Employment plays an important role in poverty reduction but the challenges are enormous, especially in developing countries where un- and under employment are endemic. To ensure sustainable development governments should focus on the quality of employment -the so-called decent work challenge.
Informal sector. Many poor people, particularly women and the young, work in the informal sector. They are therefore less protected and do not have the kind of bargaining capacity that can help them bring about better working conditions. Neither do they have the knowledge and marketing capacity to understand how to take advantage of opportunities in global trade.
Productive capacities, poverty reduction, aid and Africa
Many developing country businesses, mainly small farmers and micro enterprises, have not been able to jump on the trade bandwagon. They do not have the opportunities to export due to their small size and their lack of capacity to meet standards and to market products. One solution, said a CSO representative, is to adopt pro-active policies focused on building productive capacity.
|Aid for Trade|
Participants agreed that there is still uncertainty as to what is meant by aid for trade.
- Is it training for negotiators?
- Is it helping to implement commitments? or
- Is it building infrastructure and investing in industrial development?
The issues of good governance and anti-corruption measures were raised. Where does aid go? Who does it help?

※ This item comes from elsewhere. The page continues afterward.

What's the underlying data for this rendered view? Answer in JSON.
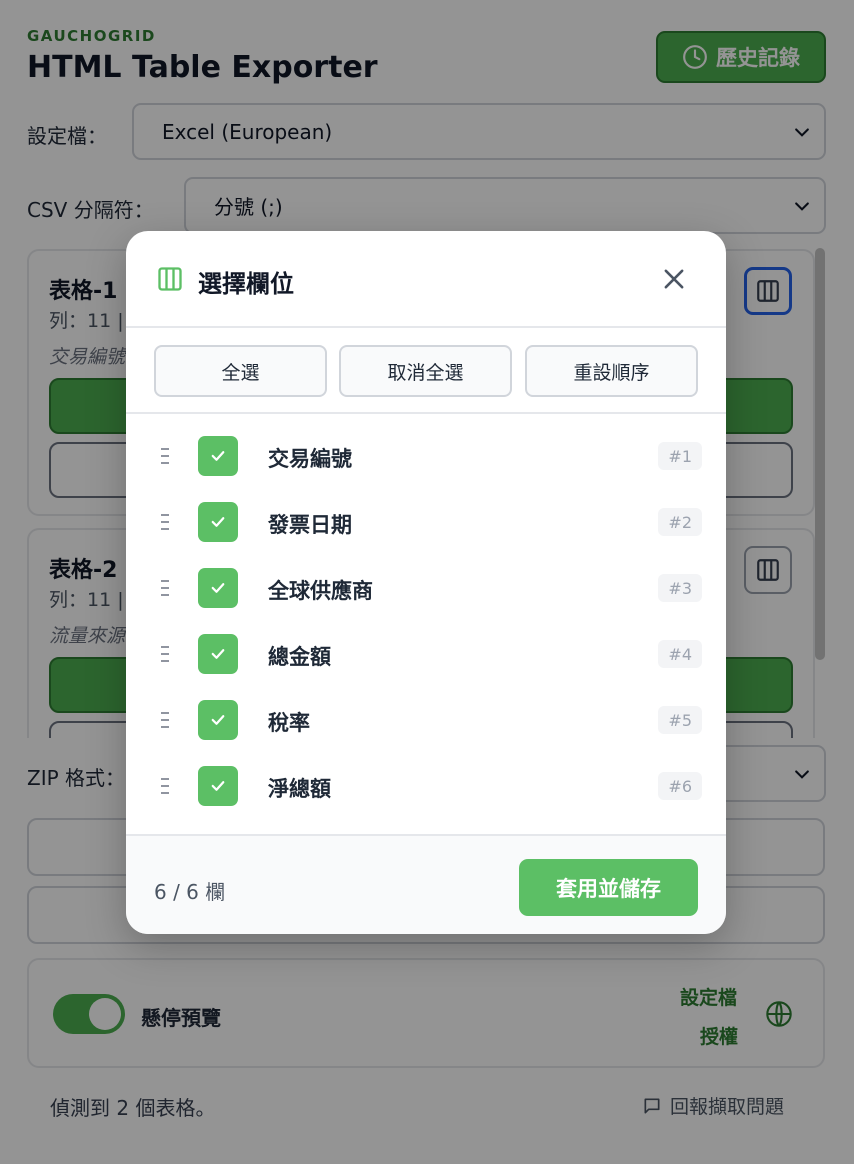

Some CSOs questioned whether aid was even the answer - sometimes "help" can actually do more harm than good by supporting a structure where the recipients of aid will always be dependent on the powerful.